We do not double-down on Hebrew commandments regarding agricultural ethics or neighborly conduct, nor do we attempt to literally align the prophet’s pointed warnings with our own nations and provinces. So why do we do this when it comes to Israel? When we attempt to draw direct lines of connection from the Bible to geo-political contexts rife with oppression, we lose sight of the kernels of justice and mercy that these ancient stories bear.
 This support usually entails prayer and vocal support, but often materializes in the form of financial support as well. One of the anomalies of Evangelical support of Israel that often goes unexamined is that while proclaiming support and often love of the Jewish people, it is contingent on the theological belief that Jewish people who do not accept Jesus as the messiah will perish during end times. The contradiction of such beliefs is strikingly clear in lists such as this one, which both claims the Jewish people as God’s chosen/promised people and depicts their theology as deviant yet necessary to actualize a particular Christian eschatological belief.
 A troubling yet important aspect of this belief’s history is its anti-Semitic origins wherein British Christians conceptualized Palestine as a solution to “the Jewish problem”—as place where Europe could conveniently relocate its unwanted Jewish populations.
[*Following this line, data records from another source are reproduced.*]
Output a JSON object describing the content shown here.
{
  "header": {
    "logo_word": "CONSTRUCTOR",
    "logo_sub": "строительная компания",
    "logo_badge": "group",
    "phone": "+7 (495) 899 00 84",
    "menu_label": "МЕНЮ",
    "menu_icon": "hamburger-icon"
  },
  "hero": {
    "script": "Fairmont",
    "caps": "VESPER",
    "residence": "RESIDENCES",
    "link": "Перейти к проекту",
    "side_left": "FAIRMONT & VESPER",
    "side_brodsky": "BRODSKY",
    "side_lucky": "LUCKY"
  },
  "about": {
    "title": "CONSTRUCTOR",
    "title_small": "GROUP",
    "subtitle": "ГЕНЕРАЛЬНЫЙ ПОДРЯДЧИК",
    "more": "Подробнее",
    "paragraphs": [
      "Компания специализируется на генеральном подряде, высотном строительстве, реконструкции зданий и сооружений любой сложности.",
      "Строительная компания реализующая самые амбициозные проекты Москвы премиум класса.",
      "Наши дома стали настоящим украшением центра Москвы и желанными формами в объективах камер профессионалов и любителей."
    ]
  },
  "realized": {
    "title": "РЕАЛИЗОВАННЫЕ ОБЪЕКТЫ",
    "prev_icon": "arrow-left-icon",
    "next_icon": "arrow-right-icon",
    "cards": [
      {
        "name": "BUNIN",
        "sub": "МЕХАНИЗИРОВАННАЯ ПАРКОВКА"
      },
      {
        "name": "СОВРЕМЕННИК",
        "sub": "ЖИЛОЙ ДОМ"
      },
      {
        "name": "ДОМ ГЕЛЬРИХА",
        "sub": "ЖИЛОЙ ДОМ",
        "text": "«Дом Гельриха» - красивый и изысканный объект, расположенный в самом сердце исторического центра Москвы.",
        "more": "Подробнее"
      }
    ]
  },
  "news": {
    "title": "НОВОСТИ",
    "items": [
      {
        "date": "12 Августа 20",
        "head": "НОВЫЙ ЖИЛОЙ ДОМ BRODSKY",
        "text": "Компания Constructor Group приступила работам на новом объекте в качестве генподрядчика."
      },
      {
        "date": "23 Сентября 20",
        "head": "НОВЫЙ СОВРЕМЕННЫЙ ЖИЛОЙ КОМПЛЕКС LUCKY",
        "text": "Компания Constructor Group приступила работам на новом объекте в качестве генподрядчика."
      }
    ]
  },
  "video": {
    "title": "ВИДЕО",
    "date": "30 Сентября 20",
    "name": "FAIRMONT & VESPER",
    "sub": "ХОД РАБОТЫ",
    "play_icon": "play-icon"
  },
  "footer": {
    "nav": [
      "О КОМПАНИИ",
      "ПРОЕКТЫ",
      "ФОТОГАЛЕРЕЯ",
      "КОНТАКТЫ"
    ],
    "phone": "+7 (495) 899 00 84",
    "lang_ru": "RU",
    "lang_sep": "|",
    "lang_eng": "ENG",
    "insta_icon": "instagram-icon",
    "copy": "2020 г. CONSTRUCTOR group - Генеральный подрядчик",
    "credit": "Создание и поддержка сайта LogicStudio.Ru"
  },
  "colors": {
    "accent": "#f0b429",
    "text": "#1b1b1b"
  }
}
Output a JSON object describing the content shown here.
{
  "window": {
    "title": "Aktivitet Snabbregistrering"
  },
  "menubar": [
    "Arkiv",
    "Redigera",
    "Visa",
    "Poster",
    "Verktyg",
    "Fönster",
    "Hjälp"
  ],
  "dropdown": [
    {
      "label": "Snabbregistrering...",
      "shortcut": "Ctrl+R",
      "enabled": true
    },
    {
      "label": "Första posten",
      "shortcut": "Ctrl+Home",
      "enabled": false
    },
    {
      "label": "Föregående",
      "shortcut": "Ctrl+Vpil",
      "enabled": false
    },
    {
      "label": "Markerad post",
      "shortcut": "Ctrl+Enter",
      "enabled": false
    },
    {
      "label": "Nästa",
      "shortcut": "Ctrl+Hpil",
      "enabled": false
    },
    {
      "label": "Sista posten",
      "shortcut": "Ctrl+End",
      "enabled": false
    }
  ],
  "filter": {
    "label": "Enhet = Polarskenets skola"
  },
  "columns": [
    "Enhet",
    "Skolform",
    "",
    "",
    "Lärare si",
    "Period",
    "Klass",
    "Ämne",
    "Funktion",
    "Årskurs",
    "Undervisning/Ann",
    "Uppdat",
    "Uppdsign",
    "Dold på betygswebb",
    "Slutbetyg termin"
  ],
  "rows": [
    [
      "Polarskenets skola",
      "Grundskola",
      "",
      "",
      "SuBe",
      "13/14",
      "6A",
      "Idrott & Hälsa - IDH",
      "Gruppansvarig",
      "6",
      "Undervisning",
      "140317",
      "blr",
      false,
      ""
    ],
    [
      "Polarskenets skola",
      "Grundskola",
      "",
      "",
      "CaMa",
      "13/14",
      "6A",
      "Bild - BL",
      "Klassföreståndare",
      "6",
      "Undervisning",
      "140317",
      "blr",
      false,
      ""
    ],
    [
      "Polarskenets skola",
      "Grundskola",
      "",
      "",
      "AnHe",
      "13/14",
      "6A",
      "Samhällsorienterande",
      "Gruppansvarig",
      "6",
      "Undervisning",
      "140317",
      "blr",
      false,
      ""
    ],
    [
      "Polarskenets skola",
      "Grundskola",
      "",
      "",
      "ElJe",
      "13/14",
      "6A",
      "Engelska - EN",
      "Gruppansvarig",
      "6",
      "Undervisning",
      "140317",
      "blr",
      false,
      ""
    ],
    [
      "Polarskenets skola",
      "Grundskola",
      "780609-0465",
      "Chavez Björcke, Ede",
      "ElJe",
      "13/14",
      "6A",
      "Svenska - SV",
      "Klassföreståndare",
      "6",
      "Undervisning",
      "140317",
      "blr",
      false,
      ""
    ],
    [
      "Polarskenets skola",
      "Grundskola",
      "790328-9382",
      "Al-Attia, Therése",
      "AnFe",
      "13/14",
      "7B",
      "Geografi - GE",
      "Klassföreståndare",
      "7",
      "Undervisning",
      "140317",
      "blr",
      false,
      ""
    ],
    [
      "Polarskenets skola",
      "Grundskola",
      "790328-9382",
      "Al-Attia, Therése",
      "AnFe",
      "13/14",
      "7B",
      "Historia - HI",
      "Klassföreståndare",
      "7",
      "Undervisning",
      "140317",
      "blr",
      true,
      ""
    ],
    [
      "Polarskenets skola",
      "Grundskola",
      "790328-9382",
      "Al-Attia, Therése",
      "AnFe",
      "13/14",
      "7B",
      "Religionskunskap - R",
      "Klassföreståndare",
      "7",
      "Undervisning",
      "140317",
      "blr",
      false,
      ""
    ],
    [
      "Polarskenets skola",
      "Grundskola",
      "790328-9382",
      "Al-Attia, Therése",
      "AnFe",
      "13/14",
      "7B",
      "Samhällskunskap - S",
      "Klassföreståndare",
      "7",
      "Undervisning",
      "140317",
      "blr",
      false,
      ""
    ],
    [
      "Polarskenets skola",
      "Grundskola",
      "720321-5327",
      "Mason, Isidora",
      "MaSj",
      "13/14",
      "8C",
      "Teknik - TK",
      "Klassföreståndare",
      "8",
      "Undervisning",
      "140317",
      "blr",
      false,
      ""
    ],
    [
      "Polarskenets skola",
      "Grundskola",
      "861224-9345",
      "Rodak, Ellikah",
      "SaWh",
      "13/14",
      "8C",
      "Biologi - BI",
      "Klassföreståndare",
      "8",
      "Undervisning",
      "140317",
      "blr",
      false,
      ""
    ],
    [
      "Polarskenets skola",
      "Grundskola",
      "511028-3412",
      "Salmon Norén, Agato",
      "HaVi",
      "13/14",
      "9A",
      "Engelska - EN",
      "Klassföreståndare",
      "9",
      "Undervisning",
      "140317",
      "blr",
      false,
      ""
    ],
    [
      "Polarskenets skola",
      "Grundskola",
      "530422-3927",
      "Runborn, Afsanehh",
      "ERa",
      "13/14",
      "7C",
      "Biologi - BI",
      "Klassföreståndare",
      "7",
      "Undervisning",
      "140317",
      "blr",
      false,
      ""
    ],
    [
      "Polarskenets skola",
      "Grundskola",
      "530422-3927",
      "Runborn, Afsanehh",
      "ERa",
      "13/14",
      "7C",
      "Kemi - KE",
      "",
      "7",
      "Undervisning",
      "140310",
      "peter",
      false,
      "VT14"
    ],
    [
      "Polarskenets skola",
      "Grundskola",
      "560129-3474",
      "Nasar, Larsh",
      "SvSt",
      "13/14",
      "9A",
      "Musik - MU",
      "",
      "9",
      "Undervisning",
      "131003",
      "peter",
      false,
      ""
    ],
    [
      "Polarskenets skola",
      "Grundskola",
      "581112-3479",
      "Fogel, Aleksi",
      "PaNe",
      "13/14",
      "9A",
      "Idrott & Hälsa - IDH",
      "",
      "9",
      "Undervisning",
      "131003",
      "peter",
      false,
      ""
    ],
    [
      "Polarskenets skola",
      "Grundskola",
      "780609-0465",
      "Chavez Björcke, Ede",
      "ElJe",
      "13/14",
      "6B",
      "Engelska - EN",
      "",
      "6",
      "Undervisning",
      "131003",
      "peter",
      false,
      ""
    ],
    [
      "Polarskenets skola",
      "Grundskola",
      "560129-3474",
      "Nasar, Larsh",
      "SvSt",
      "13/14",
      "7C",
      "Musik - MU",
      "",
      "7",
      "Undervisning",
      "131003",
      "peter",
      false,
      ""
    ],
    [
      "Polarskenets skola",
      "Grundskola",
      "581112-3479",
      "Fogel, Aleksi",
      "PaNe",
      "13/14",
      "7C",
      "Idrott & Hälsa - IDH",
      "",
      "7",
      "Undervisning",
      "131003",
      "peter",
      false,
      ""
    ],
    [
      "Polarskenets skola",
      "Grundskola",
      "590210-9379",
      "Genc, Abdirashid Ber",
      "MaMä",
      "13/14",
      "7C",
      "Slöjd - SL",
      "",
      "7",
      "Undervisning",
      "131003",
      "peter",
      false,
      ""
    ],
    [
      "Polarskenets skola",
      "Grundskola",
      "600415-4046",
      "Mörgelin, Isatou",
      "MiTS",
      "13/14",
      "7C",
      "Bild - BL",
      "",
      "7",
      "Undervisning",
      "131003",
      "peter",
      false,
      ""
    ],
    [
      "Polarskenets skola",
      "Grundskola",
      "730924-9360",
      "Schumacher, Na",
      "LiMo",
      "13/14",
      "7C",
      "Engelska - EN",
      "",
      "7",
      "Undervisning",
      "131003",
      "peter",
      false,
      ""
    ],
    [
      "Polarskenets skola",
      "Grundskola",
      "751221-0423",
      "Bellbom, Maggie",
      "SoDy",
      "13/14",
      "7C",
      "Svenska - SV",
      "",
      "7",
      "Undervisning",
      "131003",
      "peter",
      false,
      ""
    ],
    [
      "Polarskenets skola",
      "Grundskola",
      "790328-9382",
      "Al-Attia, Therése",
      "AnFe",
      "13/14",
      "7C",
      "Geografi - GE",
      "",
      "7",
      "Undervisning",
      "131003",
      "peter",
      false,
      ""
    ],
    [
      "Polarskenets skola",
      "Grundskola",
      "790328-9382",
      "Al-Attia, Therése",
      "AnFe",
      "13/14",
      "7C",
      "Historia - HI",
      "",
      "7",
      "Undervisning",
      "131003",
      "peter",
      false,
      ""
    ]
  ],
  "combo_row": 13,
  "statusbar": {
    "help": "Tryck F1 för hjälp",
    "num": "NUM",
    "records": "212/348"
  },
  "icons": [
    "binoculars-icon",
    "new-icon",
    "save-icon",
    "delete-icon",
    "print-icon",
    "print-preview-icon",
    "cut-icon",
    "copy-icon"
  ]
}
 See Deut. 6:18; 8:1 and Deut. 4:26; 28:63; 30:18; Josh. 23:16. Additionally, Christian biblical interpretation has historically been rife with anti-Semitism and supersessionism, often associating the Israel of the Hebrew Bible with sin and incompletion and choosing to interpret Christians as the rightful recipients of God’s promises to Israel. Such interpretations are another example of the self-seeking motives that are often embedded in Christian support or love of Israel.
 See Lev. 18:28; 20:22; Jer. 2:7; 3:1–2; Hos. 8:13; 9:3.
 In the Bible, we also see Israel inconsistently mixing with and adopting the religious and communal practices of the native inhabitants of the land, and observe that the borders of the land of Canaan are drawn inconsistently.
Jennifer Maidrand is a Ph.D. candidate at Drew University in the Bible and Cultures program. Her research interests are in Hebrew Bible, Womanist & Feminist Hermeneutics, Religion & the Environment, Archaeology, and Geo-politics of Israel/Palestine. She is a member of the UCC Church and is committed to fostering interfaith and intercultural community education and dialogue around sacred texts, the earth, and politics.